In the previous post of the series, I highlighted the importance of being consistent when documenting, as the days pass and as the patient’s situation changes. In this post, I am going to mention how creating templates can help and how and why to avoid medical record cloning
Create templates, but avoid medical record cloning.
When providers see patients and document, a sequence of actions occurs that does not vary patient to patient. First the provider sees the record, the new laboratory workup, the past history, then, he or she sees the patient and finally the creation of a new note takes place. This last step also has its own sequence because all different types of notes have defined sections that have to be present for all cases. Creating templates for documentation helps with not forgetting to include the necessary elements of the history and physical, progress note, consultation, discharge summary, postoperative note, etc. In addition to that, a template can make the provider remember to include always certain aspects that may be missed, like a nutritional assessment, for example.

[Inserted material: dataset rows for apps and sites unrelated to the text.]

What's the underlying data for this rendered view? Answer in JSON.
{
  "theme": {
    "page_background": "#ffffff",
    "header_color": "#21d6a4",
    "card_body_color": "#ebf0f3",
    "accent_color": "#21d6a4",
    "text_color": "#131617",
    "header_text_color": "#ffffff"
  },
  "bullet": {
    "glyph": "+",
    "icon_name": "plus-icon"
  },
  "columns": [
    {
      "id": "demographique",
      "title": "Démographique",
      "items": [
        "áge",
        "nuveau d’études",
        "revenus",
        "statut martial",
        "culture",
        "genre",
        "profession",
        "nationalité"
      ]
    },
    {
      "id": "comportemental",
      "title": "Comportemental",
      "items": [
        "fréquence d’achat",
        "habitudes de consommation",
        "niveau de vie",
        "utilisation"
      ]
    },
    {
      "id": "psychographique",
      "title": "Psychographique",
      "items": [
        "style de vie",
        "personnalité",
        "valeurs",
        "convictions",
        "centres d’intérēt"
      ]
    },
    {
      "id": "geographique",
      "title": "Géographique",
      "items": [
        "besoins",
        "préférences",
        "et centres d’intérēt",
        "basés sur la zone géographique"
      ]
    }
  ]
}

One of the abilities of electronic health record systems is the ability of being able to import parts of a previous record into a new note. Some information may change little on a day to day basis. The ability of “cut and paste” can lead to medical record cloning if appropriate measures are not taken. Medical record cloning can lead to fraud, in the sense that a chart may contain information that may not represent exactly what happens to the patient in a particular day and and the same time lead to inaccurate billing. In order to avoid medical record cloning physicians using the “cut and paste” technique must make sure that the note is unique for the day, that it reflects what happened in that particular day and that billing is consistent with the content of the note.
Marco A. Ramos MD

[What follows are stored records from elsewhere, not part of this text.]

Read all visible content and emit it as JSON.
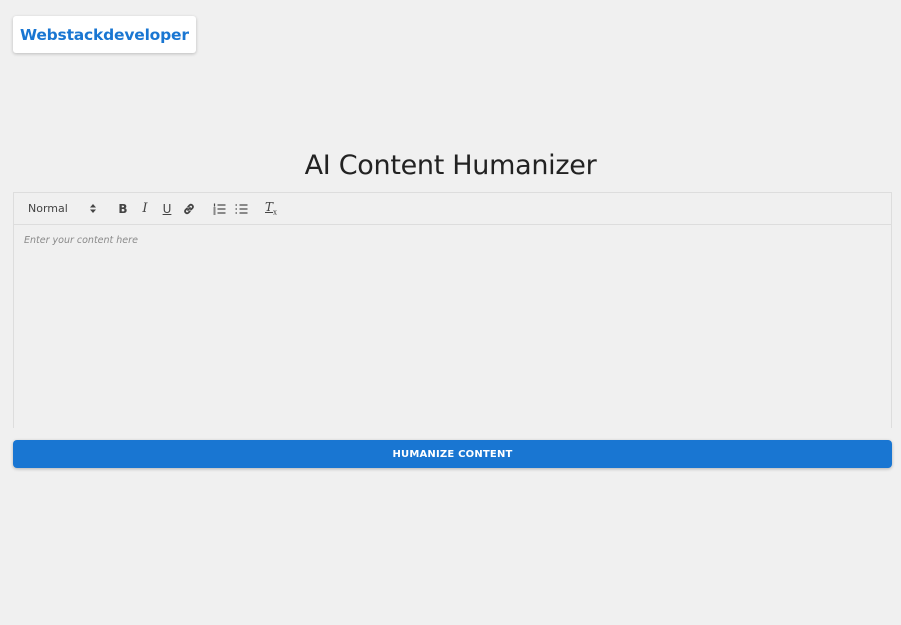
{
  "header": {
    "brand": "Webstackdeveloper"
  },
  "page": {
    "title": "AI Content Humanizer"
  },
  "editor": {
    "toolbar": {
      "format_select": "Normal",
      "buttons": [
        {
          "name": "bold",
          "glyph": "B"
        },
        {
          "name": "italic",
          "glyph": "I"
        },
        {
          "name": "underline",
          "glyph": "U"
        },
        {
          "name": "link",
          "icon": "link-icon"
        },
        {
          "name": "ordered-list",
          "icon": "ordered-list-icon"
        },
        {
          "name": "bullet-list",
          "icon": "bullet-list-icon"
        },
        {
          "name": "clean",
          "glyph": "T",
          "sub": "x"
        }
      ]
    },
    "placeholder": "Enter your content here",
    "value": ""
  },
  "actions": {
    "humanize_label": "HUMANIZE CONTENT",
    "accent_color": "#1976d2"
  }
}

Second Medical Opinions PLC
Physician Advisor in Clinical Documentation Improvement